• [TASK GOAL] Find the string "value" in the entries and copy each line that has it.

○ ○ ○ ○

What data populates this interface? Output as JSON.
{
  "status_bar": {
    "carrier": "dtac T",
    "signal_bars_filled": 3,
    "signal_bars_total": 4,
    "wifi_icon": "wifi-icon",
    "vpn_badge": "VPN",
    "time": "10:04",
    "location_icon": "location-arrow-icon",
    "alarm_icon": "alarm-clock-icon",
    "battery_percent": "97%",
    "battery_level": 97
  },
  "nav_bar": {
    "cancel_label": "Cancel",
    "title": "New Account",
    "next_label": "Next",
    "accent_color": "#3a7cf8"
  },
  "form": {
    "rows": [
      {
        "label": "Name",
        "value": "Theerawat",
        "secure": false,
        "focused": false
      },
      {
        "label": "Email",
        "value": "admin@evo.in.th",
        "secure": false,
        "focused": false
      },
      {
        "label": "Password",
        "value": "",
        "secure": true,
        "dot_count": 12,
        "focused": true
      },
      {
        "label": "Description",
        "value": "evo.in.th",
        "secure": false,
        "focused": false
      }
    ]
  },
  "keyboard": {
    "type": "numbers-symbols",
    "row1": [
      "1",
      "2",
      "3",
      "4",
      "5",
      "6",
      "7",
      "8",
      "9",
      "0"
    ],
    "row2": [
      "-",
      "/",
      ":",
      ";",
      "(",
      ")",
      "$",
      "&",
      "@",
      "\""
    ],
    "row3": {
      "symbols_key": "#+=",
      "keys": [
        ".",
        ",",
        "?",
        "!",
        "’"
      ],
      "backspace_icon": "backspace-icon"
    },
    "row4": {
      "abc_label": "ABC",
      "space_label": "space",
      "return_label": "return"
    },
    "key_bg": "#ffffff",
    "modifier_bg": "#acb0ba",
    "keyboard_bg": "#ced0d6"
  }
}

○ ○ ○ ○

• [ANSWER TO THE PROBLEM]
        "value": "Theerawat",
        "value": "admin@evo.in.th",
        "value": "",
        "value": "evo.in.th",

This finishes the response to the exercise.